EMTs & Official Misconduct: Part 1

by | May 22, 2017 | Blog, Criminal Law, Legal Procedures, Monmouth County, Ocean County

Official MisconductIn the case of State v. Brandon T. Morrison, decided on December 14, 2016, the New Jersey Supreme Court considered whether a volunteer emergency medical technician (EMT), working for a private, non-profit rescue squad that receives municipal funding to provide service in a township, is a “public servant” under the official-misconduct statute, N.J.S.A. 2C:30-2(a). Writing for a unanimous Court, Justin Albin held that Morrison was not a public servant under the statute.

In 2011, the Pemberton Rescue Squad was a private, non-profit organization that contracted with Pemberton Township to provide back-up emergency ambulance services for that municipality. Defendant Brandon Morrison served as a volunteer EMT on the Squad and as the Squad’s treasurer. The Lourdes Health System supplied primary and secondary emergency medical services for the Township. As treasurer, Morrison maintained the Squad’s checkbook but did not have authority to expend funds without the Squad’s approval.

At a Squad meeting in October 2011, the treasurer’s report revealed that the Squad’s checking account had a significant and unexplained shortage. When challenged, Morrison admitted to making unauthorized purchases, but claimed he did so for the benefit of the Squad. Morrison was suspended from his duties, and an investigation revealed that he had fraudulently signed forty-two checks for expenditures totaling $20,429.79. Some of the checks reflected potentially legitimate purchases, but an audit conducted by the Burlington County Prosecutor’s Office revealed that Morrison made purchases using Squad funds in the amount of $5,345.82 that had no justifiable basis.

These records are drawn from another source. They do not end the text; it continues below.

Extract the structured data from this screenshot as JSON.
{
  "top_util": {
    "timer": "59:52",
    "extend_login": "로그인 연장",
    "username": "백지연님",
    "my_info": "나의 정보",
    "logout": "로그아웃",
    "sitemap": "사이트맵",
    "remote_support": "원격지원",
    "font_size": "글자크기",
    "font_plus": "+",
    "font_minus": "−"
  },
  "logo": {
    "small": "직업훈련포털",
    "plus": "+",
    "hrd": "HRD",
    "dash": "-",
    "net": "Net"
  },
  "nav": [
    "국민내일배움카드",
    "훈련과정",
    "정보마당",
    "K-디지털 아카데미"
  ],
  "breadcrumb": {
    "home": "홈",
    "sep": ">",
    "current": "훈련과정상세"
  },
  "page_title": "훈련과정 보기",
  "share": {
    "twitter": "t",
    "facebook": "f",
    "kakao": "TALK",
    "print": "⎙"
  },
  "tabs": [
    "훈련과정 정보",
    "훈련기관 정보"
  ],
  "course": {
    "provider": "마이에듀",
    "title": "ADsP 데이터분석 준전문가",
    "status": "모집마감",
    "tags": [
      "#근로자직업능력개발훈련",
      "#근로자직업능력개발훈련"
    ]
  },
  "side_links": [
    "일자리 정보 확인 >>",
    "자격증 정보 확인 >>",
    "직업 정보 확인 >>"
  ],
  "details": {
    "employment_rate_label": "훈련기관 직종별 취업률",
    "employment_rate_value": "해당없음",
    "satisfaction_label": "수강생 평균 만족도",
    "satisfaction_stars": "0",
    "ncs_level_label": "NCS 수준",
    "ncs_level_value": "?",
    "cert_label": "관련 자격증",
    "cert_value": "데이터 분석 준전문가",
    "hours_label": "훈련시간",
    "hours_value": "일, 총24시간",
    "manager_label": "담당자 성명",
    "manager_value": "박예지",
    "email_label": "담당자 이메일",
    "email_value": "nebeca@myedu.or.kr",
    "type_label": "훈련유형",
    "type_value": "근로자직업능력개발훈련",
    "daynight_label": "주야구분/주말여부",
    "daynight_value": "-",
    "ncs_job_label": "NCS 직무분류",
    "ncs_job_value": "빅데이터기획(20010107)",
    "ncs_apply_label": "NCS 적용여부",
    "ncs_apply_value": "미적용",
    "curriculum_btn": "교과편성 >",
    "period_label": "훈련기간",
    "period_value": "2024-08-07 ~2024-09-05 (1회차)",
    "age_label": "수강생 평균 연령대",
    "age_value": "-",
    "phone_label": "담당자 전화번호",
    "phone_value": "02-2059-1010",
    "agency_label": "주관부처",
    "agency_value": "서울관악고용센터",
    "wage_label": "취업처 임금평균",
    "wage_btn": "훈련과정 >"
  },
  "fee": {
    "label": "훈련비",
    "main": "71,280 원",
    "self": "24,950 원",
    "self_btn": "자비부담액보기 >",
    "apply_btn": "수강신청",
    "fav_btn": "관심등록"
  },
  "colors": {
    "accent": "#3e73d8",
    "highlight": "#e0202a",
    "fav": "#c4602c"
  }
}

Morrison was indicted on charges of third-degree theft by deception, third-degree theft by computer, third-degree wrongful impersonation, third-degree misapplication of entrusted property, and second-degree official misconduct. The trial court granted Morrison’s motion to dismiss the official-misconduct charge, holding that a volunteer EMT, who is part of a private first-aid squad that has contracted to provide services in a municipality, is not a “public servant” under N.J.S.A. 2C:30-2(a).

The Appellate Division granted the State’s motion for leave to appeal, and a divided three-member panel affirmed the judgment of the trial court in a per curiam opinion. It is strange that Judges Smonelli and Leone would issue a per curiam opinion in a case in which Judge Guadagno issued a dissenting opinion. By definition, “per curiam” opinions are supposed to involve such a straightforward application of the law and obvious conclusion that there is no need for an individual judge’s analysis. Here, the conclusion was not obvious since one judge disagreed with the other two.

The majority held that the Pemberton Rescue Squad was not exercising a governmental function sufficient “to make it the equivalent of the government in the Township.” The majority suggested, however, that a volunteer rescue squad that is the sole or predominant provider of emergency medical services in a municipality may be performing a sufficiently exclusive governmental function to make its members public servants under the official-misconduct statute. The dissenting panelist expressed the view that, because Morrison performed a governmental function, he could be charged with official misconduct.